I think the winner of the Pilferage Sweepstakes has to be the classic "Do you feel lucky?" speech from Dirty Harry. One time I saw variations on it on two different TV shows in the same week. One was a cartoon. (Specifically, the old '90s X-Men cartoon show. Specifically, Wolverine. Wolverine was born to sneer, "Do you feel lucky?" at people. Batman was born to growl, "Go ahead. Make my day." Which he did, in an issue of Batman and the Outsiders.) I even saw a version of it used, with dragons, in a Discworld novel by the late, great Sir Terry Pratchett. Pratchett was a satiric genius. Are you going to try to convince me he was a plagiarist?
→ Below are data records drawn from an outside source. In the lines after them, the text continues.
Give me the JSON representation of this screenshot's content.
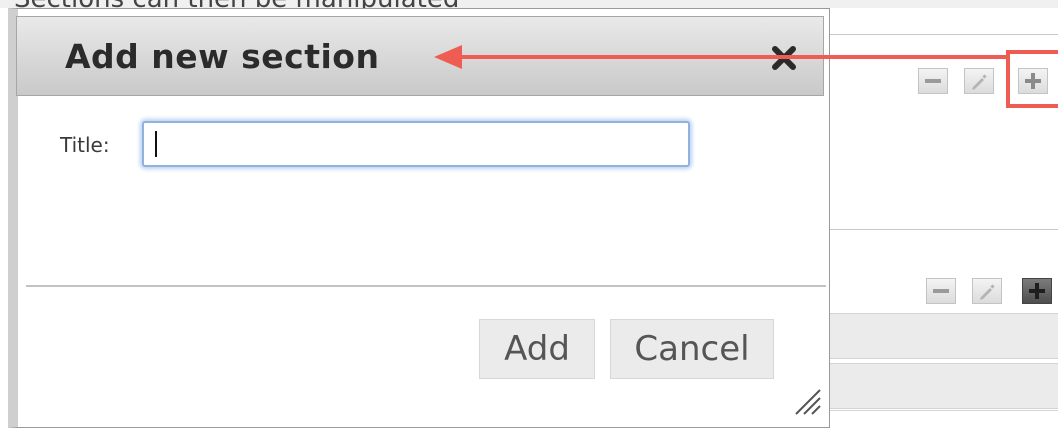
{
  "background": {
    "cut_heading": "Sections can then be manipulated"
  },
  "dialog": {
    "title": "Add new section",
    "title_label": "Title:",
    "title_input_value": "",
    "add_label": "Add",
    "cancel_label": "Cancel"
  },
  "icons": {
    "close": "close-icon",
    "minus": "minus-icon",
    "pencil": "pencil-icon",
    "plus": "plus-icon",
    "resize": "resize-grip-icon"
  },
  "colors": {
    "annotation": "#ef5d52",
    "input_focus": "#8fb2de"
  }
}
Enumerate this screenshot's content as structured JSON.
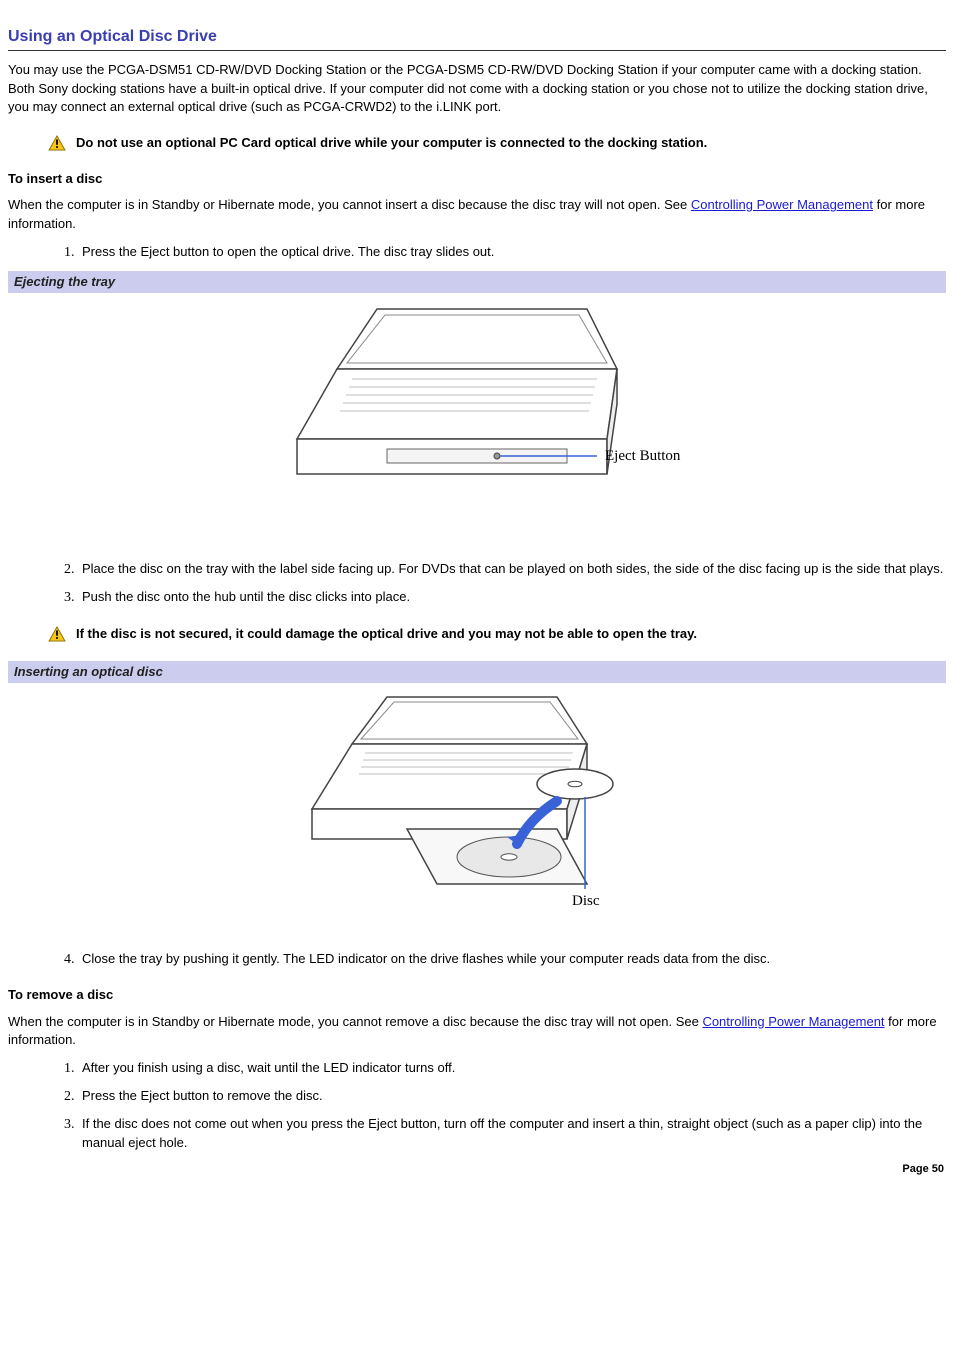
{
  "title": "Using an Optical Disc Drive",
  "intro": "You may use the PCGA-DSM51 CD-RW/DVD Docking Station or the PCGA-DSM5 CD-RW/DVD Docking Station if your computer came with a docking station. Both Sony docking stations have a built-in optical drive. If your computer did not come with a docking station or you chose not to utilize the docking station drive, you may connect an external optical drive (such as PCGA-CRWD2) to the i.LINK port.",
  "warn1": "Do not use an optional PC Card optical drive while your computer is connected to the docking station.",
  "insert": {
    "heading": "To insert a disc",
    "para_pre": "When the computer is in Standby or Hibernate mode, you cannot insert a disc because the disc tray will not open. See ",
    "link": "Controlling Power Management",
    "para_post": " for more information.",
    "step1": "Press the Eject button to open the optical drive. The disc tray slides out.",
    "step2": "Place the disc on the tray with the label side facing up. For DVDs that can be played on both sides, the side of the disc facing up is the side that plays.",
    "step3": "Push the disc onto the hub until the disc clicks into place.",
    "step4": "Close the tray by pushing it gently. The LED indicator on the drive flashes while your computer reads data from the disc."
  },
  "fig1": {
    "caption": "Ejecting the tray",
    "label": "Eject Button"
  },
  "warn2": "If the disc is not secured, it could damage the optical drive and you may not be able to open the tray.",
  "fig2": {
    "caption": "Inserting an optical disc",
    "label": "Disc"
  },
  "remove": {
    "heading": "To remove a disc",
    "para_pre": "When the computer is in Standby or Hibernate mode, you cannot remove a disc because the disc tray will not open. See ",
    "link": "Controlling Power Management",
    "para_post": " for more information.",
    "step1": "After you finish using a disc, wait until the LED indicator turns off.",
    "step2": "Press the Eject button to remove the disc.",
    "step3": "If the disc does not come out when you press the Eject button, turn off the computer and insert a thin, straight object (such as a paper clip) into the manual eject hole."
  },
  "page": "Page 50"
}
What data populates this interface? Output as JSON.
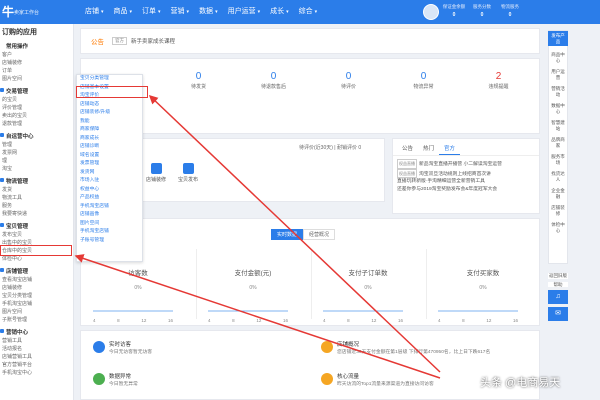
{
  "app": {
    "logo": "牛",
    "logo_sub": "卖家工作台"
  },
  "nav": [
    {
      "label": "店铺",
      "caret": "▾"
    },
    {
      "label": "商品",
      "caret": "▾"
    },
    {
      "label": "订单",
      "caret": "▾"
    },
    {
      "label": "营销",
      "caret": "▾"
    },
    {
      "label": "数据",
      "caret": "▾"
    },
    {
      "label": "用户运营",
      "caret": "▾"
    },
    {
      "label": "成长",
      "caret": "▾"
    },
    {
      "label": "综合",
      "caret": "▾"
    }
  ],
  "top_stats": [
    {
      "label": "保证金余额",
      "value": "0"
    },
    {
      "label": "服务分数",
      "value": "0"
    },
    {
      "label": "物流服务",
      "value": "0"
    }
  ],
  "sidebar": {
    "header": "订购的应用",
    "common": {
      "title": "常用操作",
      "links": [
        "客户",
        "店铺装修",
        "订单",
        "图片空间"
      ]
    },
    "sections": [
      {
        "title": "交易管理",
        "links": [
          "的宝贝",
          "评价管理",
          "卖出的宝贝",
          "退款管理"
        ]
      },
      {
        "title": "自运营中心",
        "links": [
          "管理",
          "发票网",
          "理",
          "淘宝"
        ]
      },
      {
        "title": "物流管理",
        "links": [
          "发货",
          "物流工具",
          "服务",
          "我要寄快递"
        ]
      },
      {
        "title": "宝贝管理",
        "links": [
          "发布宝贝",
          "出售中的宝贝",
          "仓库中的宝贝",
          "体检中心"
        ]
      },
      {
        "title": "店铺管理",
        "links": [
          "查看淘宝店铺",
          "店铺装修",
          "宝贝分类管理",
          "手机淘宝店铺",
          "图片空间",
          "子账号管理"
        ]
      },
      {
        "title": "营销中心",
        "links": [
          "营销工具",
          "活动报名",
          "店铺营销工具",
          "官方营销平台",
          "手机淘宝中心"
        ]
      }
    ]
  },
  "notice": {
    "label": "公告",
    "tag": "官方",
    "text": "新手卖家成长课程"
  },
  "numbers": [
    {
      "value": "0",
      "label": "待发货"
    },
    {
      "value": "0",
      "label": "待退款售后"
    },
    {
      "value": "0",
      "label": "待评价"
    },
    {
      "value": "0",
      "label": "物流异常"
    },
    {
      "value": "2",
      "label": "违规提醒"
    }
  ],
  "eval_text": "待评价(近30天) | 耐销评价 0",
  "tools": [
    {
      "label": "店铺装修"
    },
    {
      "label": "宝贝发布"
    }
  ],
  "info_tabs": [
    "公告",
    "热门",
    "官方"
  ],
  "news": [
    {
      "tag": "权益直播",
      "text": "新品淘宝直播开播营 小二解读淘宝运营"
    },
    {
      "tag": "权益直播",
      "text": "淘宝双旦活动规则上线招商首次讲"
    },
    {
      "tag": "",
      "text": "直播玩转新版·手淘精细运营全新营销工具"
    },
    {
      "tag": "",
      "text": "还差你参与2019淘宝奖励发布会&年度冠军大会"
    }
  ],
  "dash_tabs": [
    "实时数据",
    "经营概况"
  ],
  "metrics": [
    {
      "name": "访客数",
      "pct": "0%"
    },
    {
      "name": "支付金额(元)",
      "pct": "0%"
    },
    {
      "name": "支付子订单数",
      "pct": "0%"
    },
    {
      "name": "支付买家数",
      "pct": "0%"
    }
  ],
  "chart_axis": [
    "4",
    "8",
    "12",
    "16"
  ],
  "bottom": [
    {
      "title": "实时访客",
      "desc": "今日无访客暂无访客",
      "color": "#2b7de9"
    },
    {
      "title": "店铺概况",
      "desc": "您店铺近30天支付金额在第1层级 下排行第470950名，比上日下跌617名",
      "color": "#f5a623"
    },
    {
      "title": "数据异常",
      "desc": "今日暂无异常",
      "color": "#4caf50"
    },
    {
      "title": "核心流量",
      "desc": "昨天访流的Top1流量来源渠道为直接访问访客",
      "color": "#f5a623"
    }
  ],
  "dropdown": [
    "宝贝分类管理",
    "店铺基本设置",
    "淘宝评价",
    "店铺动态",
    "店铺装修/升级",
    "我能",
    "商家保障",
    "商家成长",
    "店铺诊断",
    "域名设置",
    "发票管理",
    "发货网",
    "市场入驻",
    "权益中心",
    "产品权益",
    "手机淘宝店铺",
    "店铺画像",
    "图片空间",
    "手机淘宝店铺",
    "子账号管理"
  ],
  "rightbar": [
    "发布产品",
    "商品中心",
    "用户运营",
    "营销活动",
    "数据中心",
    "智慧建站",
    "品牌商家",
    "服务市场",
    "找货达人",
    "企业金融",
    "店铺装修",
    "体检中心"
  ],
  "rightbar_lower": [
    "返回旧版",
    "帮助"
  ],
  "watermark": "头条 @电商易天"
}
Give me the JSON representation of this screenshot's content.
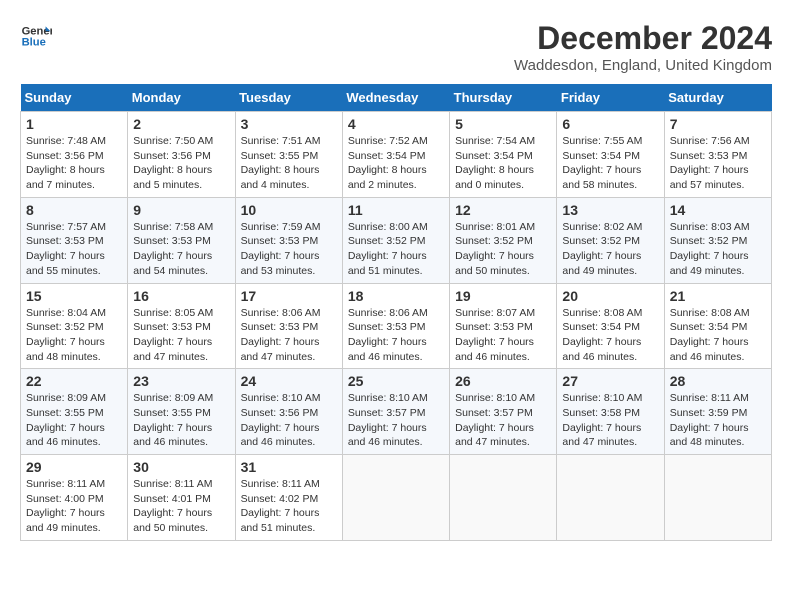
{
  "logo": {
    "text_general": "General",
    "text_blue": "Blue"
  },
  "title": {
    "month_year": "December 2024",
    "location": "Waddesdon, England, United Kingdom"
  },
  "weekdays": [
    "Sunday",
    "Monday",
    "Tuesday",
    "Wednesday",
    "Thursday",
    "Friday",
    "Saturday"
  ],
  "weeks": [
    [
      {
        "day": "1",
        "info": "Sunrise: 7:48 AM\nSunset: 3:56 PM\nDaylight: 8 hours\nand 7 minutes."
      },
      {
        "day": "2",
        "info": "Sunrise: 7:50 AM\nSunset: 3:56 PM\nDaylight: 8 hours\nand 5 minutes."
      },
      {
        "day": "3",
        "info": "Sunrise: 7:51 AM\nSunset: 3:55 PM\nDaylight: 8 hours\nand 4 minutes."
      },
      {
        "day": "4",
        "info": "Sunrise: 7:52 AM\nSunset: 3:54 PM\nDaylight: 8 hours\nand 2 minutes."
      },
      {
        "day": "5",
        "info": "Sunrise: 7:54 AM\nSunset: 3:54 PM\nDaylight: 8 hours\nand 0 minutes."
      },
      {
        "day": "6",
        "info": "Sunrise: 7:55 AM\nSunset: 3:54 PM\nDaylight: 7 hours\nand 58 minutes."
      },
      {
        "day": "7",
        "info": "Sunrise: 7:56 AM\nSunset: 3:53 PM\nDaylight: 7 hours\nand 57 minutes."
      }
    ],
    [
      {
        "day": "8",
        "info": "Sunrise: 7:57 AM\nSunset: 3:53 PM\nDaylight: 7 hours\nand 55 minutes."
      },
      {
        "day": "9",
        "info": "Sunrise: 7:58 AM\nSunset: 3:53 PM\nDaylight: 7 hours\nand 54 minutes."
      },
      {
        "day": "10",
        "info": "Sunrise: 7:59 AM\nSunset: 3:53 PM\nDaylight: 7 hours\nand 53 minutes."
      },
      {
        "day": "11",
        "info": "Sunrise: 8:00 AM\nSunset: 3:52 PM\nDaylight: 7 hours\nand 51 minutes."
      },
      {
        "day": "12",
        "info": "Sunrise: 8:01 AM\nSunset: 3:52 PM\nDaylight: 7 hours\nand 50 minutes."
      },
      {
        "day": "13",
        "info": "Sunrise: 8:02 AM\nSunset: 3:52 PM\nDaylight: 7 hours\nand 49 minutes."
      },
      {
        "day": "14",
        "info": "Sunrise: 8:03 AM\nSunset: 3:52 PM\nDaylight: 7 hours\nand 49 minutes."
      }
    ],
    [
      {
        "day": "15",
        "info": "Sunrise: 8:04 AM\nSunset: 3:52 PM\nDaylight: 7 hours\nand 48 minutes."
      },
      {
        "day": "16",
        "info": "Sunrise: 8:05 AM\nSunset: 3:53 PM\nDaylight: 7 hours\nand 47 minutes."
      },
      {
        "day": "17",
        "info": "Sunrise: 8:06 AM\nSunset: 3:53 PM\nDaylight: 7 hours\nand 47 minutes."
      },
      {
        "day": "18",
        "info": "Sunrise: 8:06 AM\nSunset: 3:53 PM\nDaylight: 7 hours\nand 46 minutes."
      },
      {
        "day": "19",
        "info": "Sunrise: 8:07 AM\nSunset: 3:53 PM\nDaylight: 7 hours\nand 46 minutes."
      },
      {
        "day": "20",
        "info": "Sunrise: 8:08 AM\nSunset: 3:54 PM\nDaylight: 7 hours\nand 46 minutes."
      },
      {
        "day": "21",
        "info": "Sunrise: 8:08 AM\nSunset: 3:54 PM\nDaylight: 7 hours\nand 46 minutes."
      }
    ],
    [
      {
        "day": "22",
        "info": "Sunrise: 8:09 AM\nSunset: 3:55 PM\nDaylight: 7 hours\nand 46 minutes."
      },
      {
        "day": "23",
        "info": "Sunrise: 8:09 AM\nSunset: 3:55 PM\nDaylight: 7 hours\nand 46 minutes."
      },
      {
        "day": "24",
        "info": "Sunrise: 8:10 AM\nSunset: 3:56 PM\nDaylight: 7 hours\nand 46 minutes."
      },
      {
        "day": "25",
        "info": "Sunrise: 8:10 AM\nSunset: 3:57 PM\nDaylight: 7 hours\nand 46 minutes."
      },
      {
        "day": "26",
        "info": "Sunrise: 8:10 AM\nSunset: 3:57 PM\nDaylight: 7 hours\nand 47 minutes."
      },
      {
        "day": "27",
        "info": "Sunrise: 8:10 AM\nSunset: 3:58 PM\nDaylight: 7 hours\nand 47 minutes."
      },
      {
        "day": "28",
        "info": "Sunrise: 8:11 AM\nSunset: 3:59 PM\nDaylight: 7 hours\nand 48 minutes."
      }
    ],
    [
      {
        "day": "29",
        "info": "Sunrise: 8:11 AM\nSunset: 4:00 PM\nDaylight: 7 hours\nand 49 minutes."
      },
      {
        "day": "30",
        "info": "Sunrise: 8:11 AM\nSunset: 4:01 PM\nDaylight: 7 hours\nand 50 minutes."
      },
      {
        "day": "31",
        "info": "Sunrise: 8:11 AM\nSunset: 4:02 PM\nDaylight: 7 hours\nand 51 minutes."
      },
      {
        "day": "",
        "info": ""
      },
      {
        "day": "",
        "info": ""
      },
      {
        "day": "",
        "info": ""
      },
      {
        "day": "",
        "info": ""
      }
    ]
  ]
}
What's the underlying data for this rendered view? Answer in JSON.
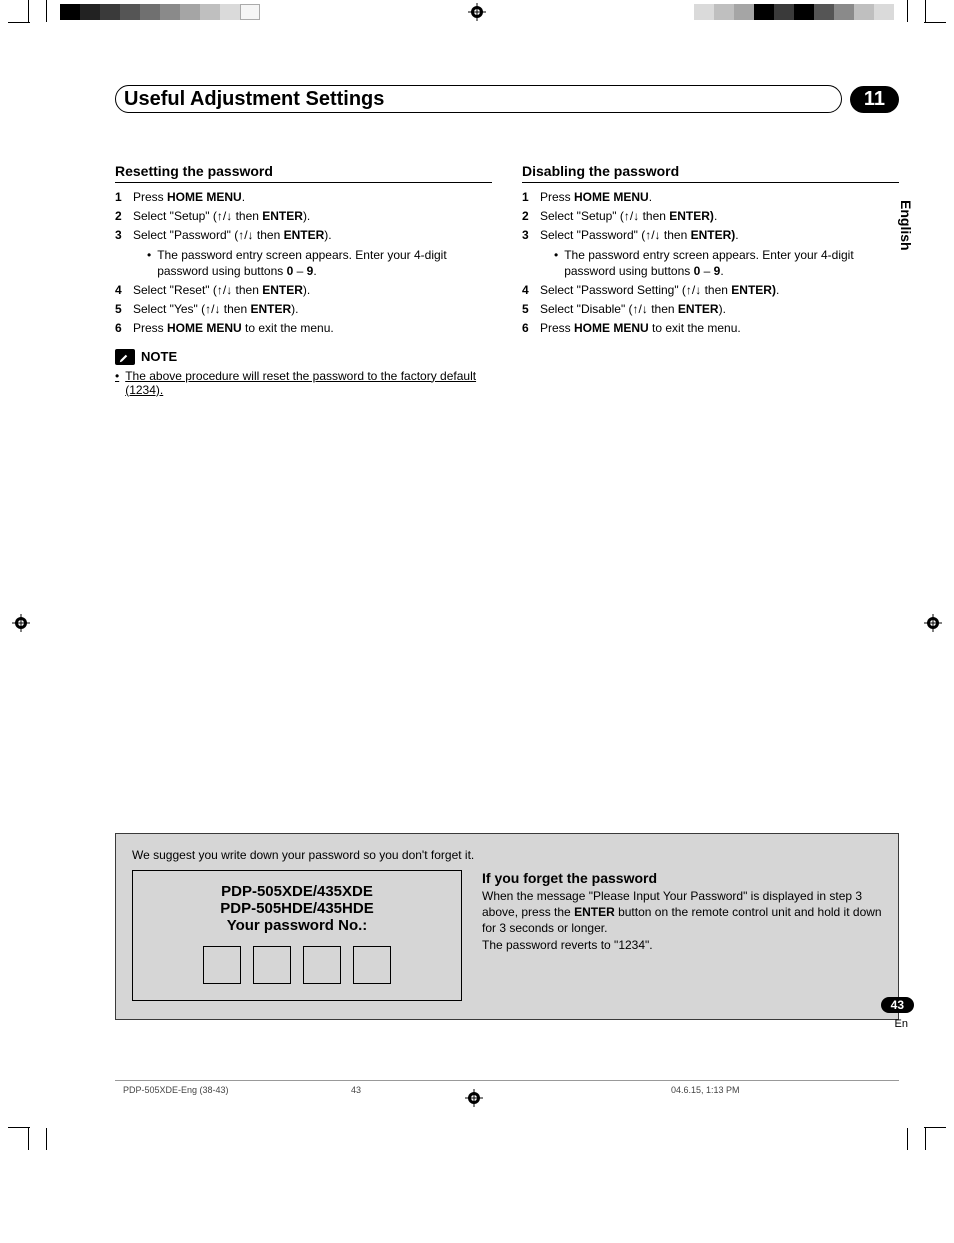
{
  "header": {
    "title": "Useful Adjustment Settings",
    "chapter": "11"
  },
  "lang_tab": "English",
  "left": {
    "heading": "Resetting the password",
    "steps": [
      {
        "n": "1",
        "html": "Press <b>HOME MENU</b>."
      },
      {
        "n": "2",
        "html": "Select \"Setup\" (↑/↓ then <b>ENTER</b>)."
      },
      {
        "n": "3",
        "html": "Select \"Password\" (↑/↓ then <b>ENTER</b>).",
        "sub": "The password entry screen appears. Enter your 4-digit password using buttons <b>0</b> – <b>9</b>."
      },
      {
        "n": "4",
        "html": "Select \"Reset\" (↑/↓ then <b>ENTER</b>)."
      },
      {
        "n": "5",
        "html": "Select \"Yes\" (↑/↓ then <b>ENTER</b>)."
      },
      {
        "n": "6",
        "html": "Press <b>HOME MENU</b> to exit the menu."
      }
    ],
    "note_label": "NOTE",
    "note_text": "The above procedure will reset the password to the factory default (1234)."
  },
  "right": {
    "heading": "Disabling the password",
    "steps": [
      {
        "n": "1",
        "html": "Press <b>HOME MENU</b>."
      },
      {
        "n": "2",
        "html": "Select \"Setup\" (↑/↓ then <b>ENTER)</b>."
      },
      {
        "n": "3",
        "html": "Select \"Password\" (↑/↓ then <b>ENTER)</b>.",
        "sub": "The password entry screen appears. Enter your 4-digit password using buttons <b>0</b> – <b>9</b>."
      },
      {
        "n": "4",
        "html": "Select \"Password Setting\" (↑/↓ then <b>ENTER)</b>."
      },
      {
        "n": "5",
        "html": "Select \"Disable\" (↑/↓ then <b>ENTER</b>)."
      },
      {
        "n": "6",
        "html": "Press <b>HOME MENU</b> to exit the menu."
      }
    ]
  },
  "bottom": {
    "suggest": "We suggest you write down your password so you don't forget it.",
    "card": {
      "line1": "PDP-505XDE/435XDE",
      "line2": "PDP-505HDE/435HDE",
      "line3": "Your password No.:"
    },
    "forgot": {
      "heading": "If you forget the password",
      "p1_html": "When the message \"Please Input Your Password\" is displayed in step 3 above, press the <b>ENTER</b> button on the remote control unit and hold it down for 3 seconds or longer.",
      "p2": "The password reverts to \"1234\"."
    }
  },
  "page_badge": "43",
  "page_sub": "En",
  "footer": {
    "left": "PDP-505XDE-Eng (38-43)",
    "mid": "43",
    "right": "04.6.15, 1:13 PM"
  }
}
Of course he wasn't. Neither am I or any of the other writers whose works I noted above. Neither was the guy who used the Wizard of Oz line before I did, in a Dungeons and Dragons novel, of all places. Yes, it was a humorous one. Yes, we all knew what he was referring to. That's what makes the joke funny.
It's when you take other writers' words—sometimes by the paragraph—and deliberately try to pass them off as your own that the law has to step in. 50 Shades of Grey was not plagiarism, in spite of its origins. E. L. James lifted Stephenie Meyer's storytelling techniques, not her words. She changed the characters before she changed their names. That guy who wrote a spy novel by cobbling together scenes and sometimes whole chapters from other, published spy novels, including some James Bond books, was a plagiarist. The people who lift entire books off Amazon or fanfic sites, change the character names and then slap their own bylines on them and try to sell them are not only plagiarists, they should be burned at the stake. And their little dogs, too.
Meanwhile, I've been toying with the idea of whether or not it's possible to write an entire novel using only movie quotes. It would have to be a humor book, of course. One of those novelty books where you see how many of the quotes you can guess the origin of. Which means every single line in the book would need to be identified in the back, so you can check your answers. Which pretty much defeats the purpose of plagiarism.
Forget it. That's way too much trouble. Somebody else can do it. I'm going to go write something original. And don't even think about stealing it, you damn dirty ape.